Saturday April the 7th was the Yamacraw 50k. It was by far the longest 50k that I have ever done, both in distance, some said it was 34-35 miles and in time, for me it was just under 10 hours. I finished and I had fun, that was the most important thing. I went into the race injured and with the weather for that weekend I was debating even showing up. I am glad I did.
I started out in the back of the pack. I think there were only 5 other people behind me. I was already passing people after a ½ mile, who had stopped to walk and take pictures. I had to work very hard on not being overly aggressive on the trail and I struggled to hold myself back and stay humble at the back of the pack. Soon I was caught in the walking line. As ultra-runners know it’s that line were the person in front is going so slow and there’s no room to pass.
Finally after some time many people stopped and moved off the train and I was able to speed up a bit. Soon I was engrossed in conversation With another runner. We ran passed the several falls and crossed several creeks and streams. I don’t know what it is about Daniel Boone National Forest, but I think that every time I have had a race there my feet have been soaking. I did not have any issues with blistering, rubbing or having wet feet. My feet were just fine other than a little cold at times.
One of the most interesting and enjoyable things was the boat bridge that had to be crossed. I know a few runners didn’t like it. I did. The creek rose enough that there need to be some crossing and a local rafting company was there to help us across. Instead of carrying us over in boats they put several inflatable rafts together and we scrambled over to the other bank. It was a good break and an opportunity to stretch out those sore legs.
Nutrition is always a huge factor for me. I went with a watered down mix of tailwind and that seemed to work well. I stopped at the aid stations and grabbed a handful of fruit and gluten free items and just mostly drank my TW. Later on in the race I have a potato burrito and cheese. It was great and hit the stop. One new trick I learned was to drop some potatoes into the chicken broth that they had at the aid stations. I had a granola bar or two but mostly TW and fruit. I will have to make a note of that for next month on the 50.
As far as gear I wore my innovate trail talons. They seem to work great for me on the trail. They offer a lot more traction than what most runners seem to have and helps me get into some places I wouldn’t normally go. I wore a new pack that I had just got. I wore the ultimate direction Scott Jurick FKT vest. One of the big reasons I got that on was for the ability to carry poles up front instead of in the back, also it was able to care a considerable amount more than my previous packs. I also purchased a water bladder that could hold between 2.5 and 3 litters of water. It also was able to hold enough TW for my race along with a few extra articles of clothing that came in very handy on top of some of the ridges. I think the next thing to try is a set of Black Dimond collapsible trekking poles.
All in all it was a great race.
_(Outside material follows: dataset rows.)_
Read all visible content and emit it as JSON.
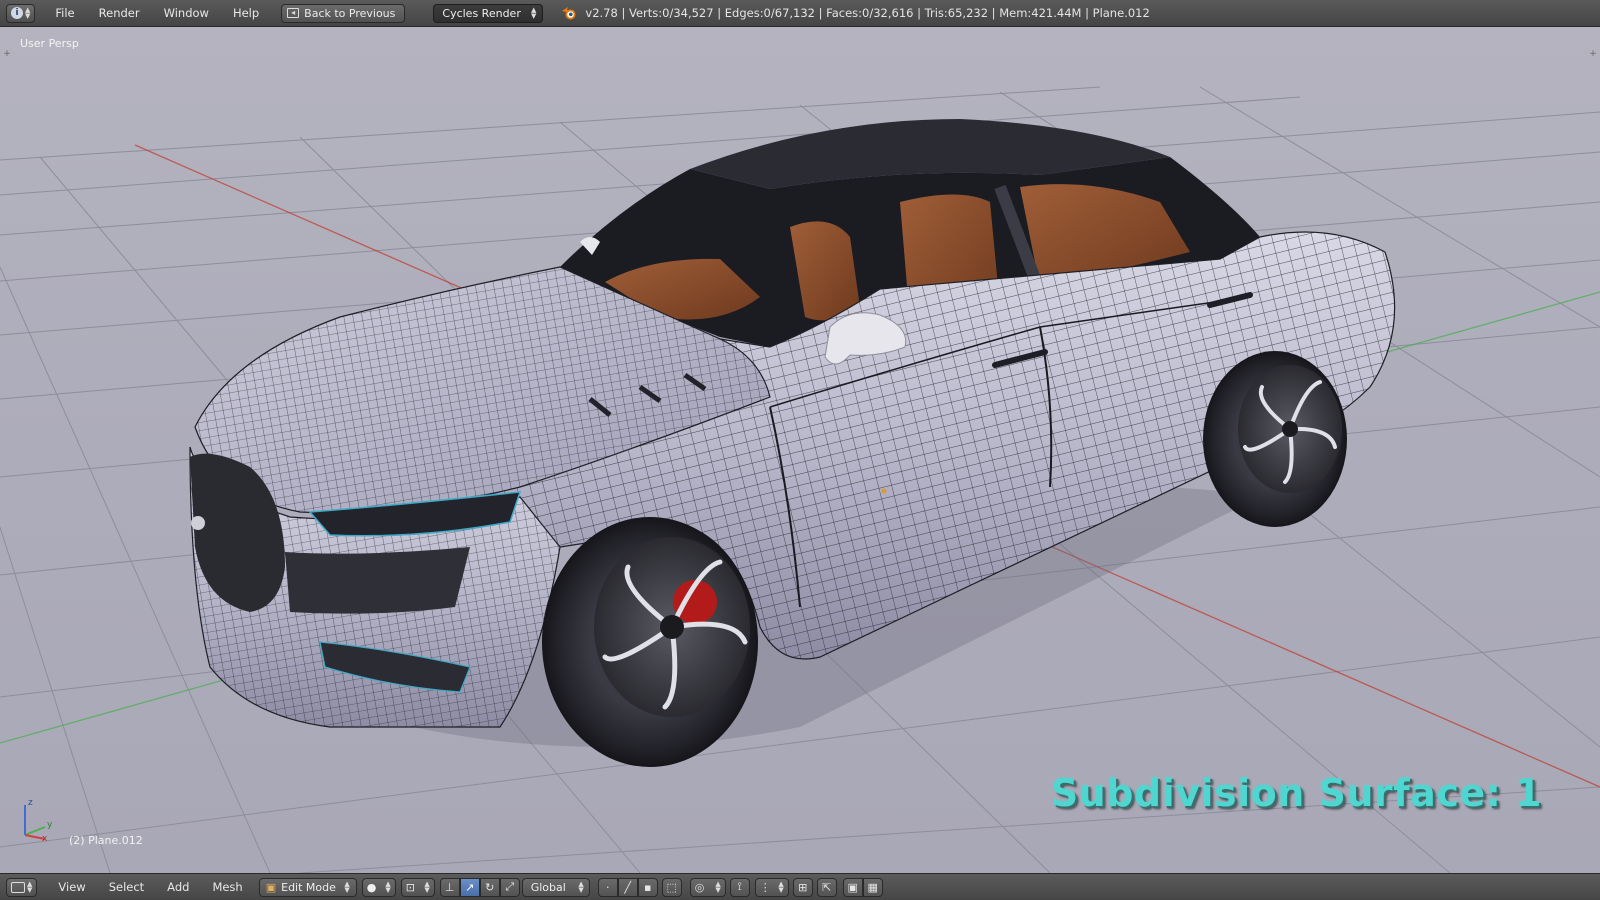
{
  "header": {
    "editor_type_icon": "info-icon",
    "menus": [
      "File",
      "Render",
      "Window",
      "Help"
    ],
    "back_button": "Back to Previous",
    "render_engine": "Cycles Render",
    "stats": "v2.78 | Verts:0/34,527 | Edges:0/67,132 | Faces:0/32,616 | Tris:65,232 | Mem:421.44M | Plane.012"
  },
  "viewport": {
    "view_name": "User Persp",
    "active_object": "(2) Plane.012",
    "overlay_text": "Subdivision Surface: 1",
    "axis_labels": [
      "z",
      "y",
      "x"
    ]
  },
  "footer": {
    "editor_type_icon": "3d-view-icon",
    "menus": [
      "View",
      "Select",
      "Add",
      "Mesh"
    ],
    "mode": "Edit Mode",
    "transform_orientation": "Global"
  },
  "colors": {
    "overlay_text": "#4fd6d1",
    "x_axis": "#c0392b",
    "y_axis": "#4caf50",
    "viewport_bg": "#aeadbb"
  }
}
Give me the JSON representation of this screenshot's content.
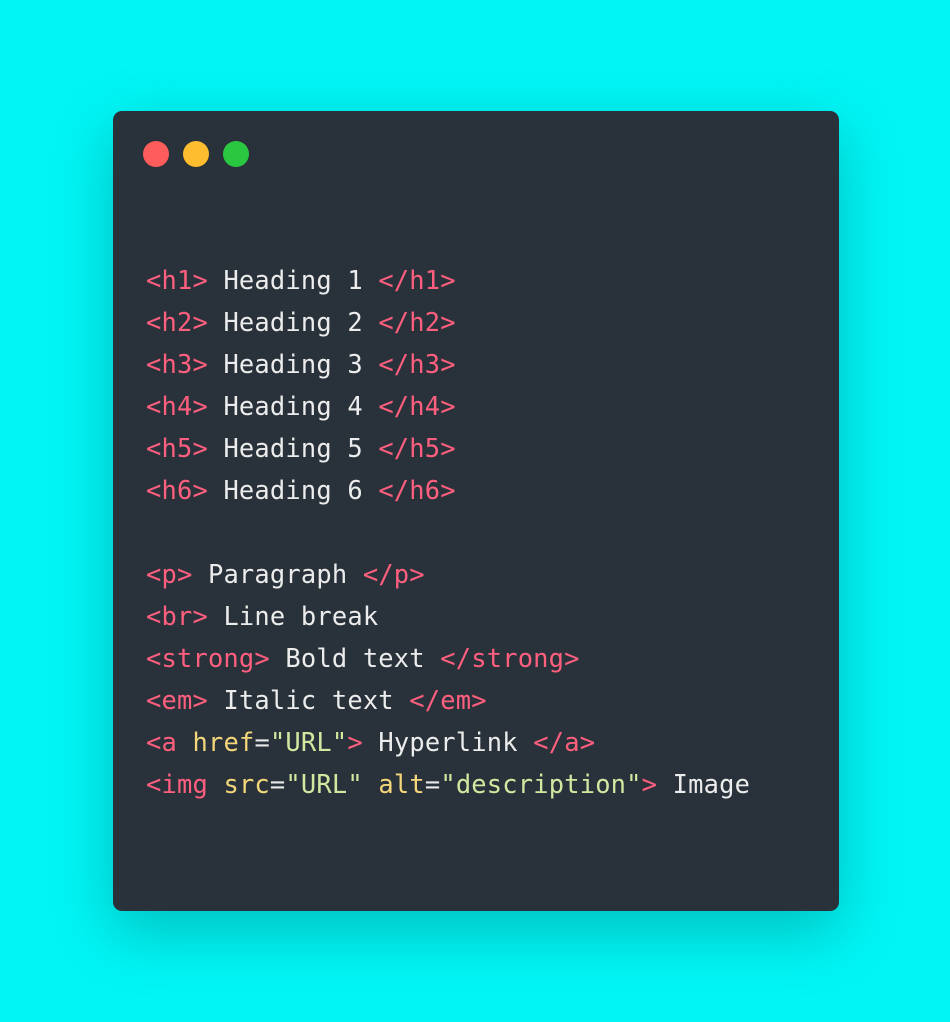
{
  "window": {
    "controls": [
      {
        "name": "close-dot",
        "color": "#ff5c5c"
      },
      {
        "name": "minimize-dot",
        "color": "#fdbd2e"
      },
      {
        "name": "maximize-dot",
        "color": "#2ac840"
      }
    ]
  },
  "colors": {
    "background": "#00f5f5",
    "panel": "#29323a",
    "tag": "#ff5f7e",
    "attribute": "#f4d77a",
    "string": "#d3e7a1",
    "text": "#ececec"
  },
  "code": {
    "h1": {
      "open": "<h1>",
      "text": " Heading 1 ",
      "close": "</h1>"
    },
    "h2": {
      "open": "<h2>",
      "text": " Heading 2 ",
      "close": "</h2>"
    },
    "h3": {
      "open": "<h3>",
      "text": " Heading 3 ",
      "close": "</h3>"
    },
    "h4": {
      "open": "<h4>",
      "text": " Heading 4 ",
      "close": "</h4>"
    },
    "h5": {
      "open": "<h5>",
      "text": " Heading 5 ",
      "close": "</h5>"
    },
    "h6": {
      "open": "<h6>",
      "text": " Heading 6 ",
      "close": "</h6>"
    },
    "p": {
      "open": "<p>",
      "text": " Paragraph ",
      "close": "</p>"
    },
    "br": {
      "open": "<br>",
      "text": " Line break"
    },
    "strong": {
      "open": "<strong>",
      "text": " Bold text ",
      "close": "</strong>"
    },
    "em": {
      "open": "<em>",
      "text": " Italic text ",
      "close": "</em>"
    },
    "a": {
      "open_start": "<a",
      "attr_name": "href",
      "eq": "=",
      "attr_value": "\"URL\"",
      "open_end": ">",
      "text": " Hyperlink ",
      "close": "</a>"
    },
    "img": {
      "open_start": "<img",
      "attr1_name": "src",
      "eq1": "=",
      "attr1_value": "\"URL\"",
      "attr2_name": "alt",
      "eq2": "=",
      "attr2_value": "\"description\"",
      "open_end": ">",
      "text": " Image"
    }
  }
}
It took me just under ten hours to finish 33-35 miles. I had problems with my knee the whole race and at mile 22 the IT band locked up. I found that if I dug into the center of my leg just above the knee cap so that I could get the IT band to release. It worked and I was able to move a little faster. It did keep me humble and slow that day and so I just had fun. Here’s to hoping that the next trail run is just a bit better, either way I can’t wait for the next adventure!
Philip Parsons MSW/CSW